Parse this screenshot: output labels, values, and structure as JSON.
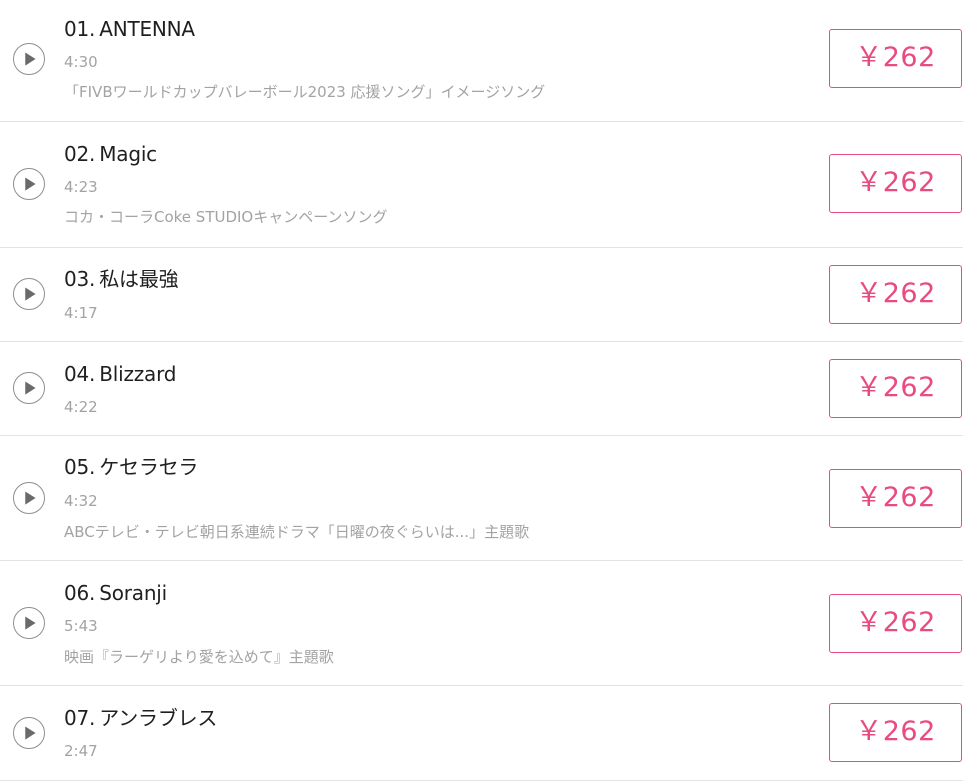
{
  "tracks": [
    {
      "number": "01.",
      "title": "ANTENNA",
      "duration": "4:30",
      "note": "「FIVBワールドカップバレーボール2023 応援ソング」イメージソング",
      "price": "￥262"
    },
    {
      "number": "02.",
      "title": "Magic",
      "duration": "4:23",
      "note": "コカ・コーラCoke STUDIOキャンペーンソング",
      "price": "￥262"
    },
    {
      "number": "03.",
      "title": "私は最強",
      "duration": "4:17",
      "note": "",
      "price": "￥262"
    },
    {
      "number": "04.",
      "title": "Blizzard",
      "duration": "4:22",
      "note": "",
      "price": "￥262"
    },
    {
      "number": "05.",
      "title": "ケセラセラ",
      "duration": "4:32",
      "note": "ABCテレビ・テレビ朝日系連続ドラマ「日曜の夜ぐらいは...」主題歌",
      "price": "￥262"
    },
    {
      "number": "06.",
      "title": "Soranji",
      "duration": "5:43",
      "note": "映画『ラーゲリより愛を込めて』主題歌",
      "price": "￥262"
    },
    {
      "number": "07.",
      "title": "アンラブレス",
      "duration": "2:47",
      "note": "",
      "price": "￥262"
    }
  ],
  "colors": {
    "price_accent": "#e84a82",
    "title_text": "#1f1f1f",
    "meta_text": "#a3a3a3",
    "divider": "#e2e2e2"
  },
  "icons": {
    "play": "play-icon"
  }
}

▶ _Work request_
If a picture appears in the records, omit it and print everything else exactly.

▶ _Exercise response_
Parse this screenshot: output labels, values, and structure as JSON.
{
  "tracks": [
    {
      "number": "01.",
      "title": "ANTENNA",
      "duration": "4:30",
      "note": "「FIVBワールドカップバレーボール2023 応援ソング」イメージソング",
      "price": "￥262"
    },
    {
      "number": "02.",
      "title": "Magic",
      "duration": "4:23",
      "note": "コカ・コーラCoke STUDIOキャンペーンソング",
      "price": "￥262"
    },
    {
      "number": "03.",
      "title": "私は最強",
      "duration": "4:17",
      "note": "",
      "price": "￥262"
    },
    {
      "number": "04.",
      "title": "Blizzard",
      "duration": "4:22",
      "note": "",
      "price": "￥262"
    },
    {
      "number": "05.",
      "title": "ケセラセラ",
      "duration": "4:32",
      "note": "ABCテレビ・テレビ朝日系連続ドラマ「日曜の夜ぐらいは...」主題歌",
      "price": "￥262"
    },
    {
      "number": "06.",
      "title": "Soranji",
      "duration": "5:43",
      "note": "映画『ラーゲリより愛を込めて』主題歌",
      "price": "￥262"
    },
    {
      "number": "07.",
      "title": "アンラブレス",
      "duration": "2:47",
      "note": "",
      "price": "￥262"
    }
  ],
  "colors": {
    "price_accent": "#e84a82",
    "title_text": "#1f1f1f",
    "meta_text": "#a3a3a3",
    "divider": "#e2e2e2"
  },
  "icons": {
    "play": "play-icon"
  }
}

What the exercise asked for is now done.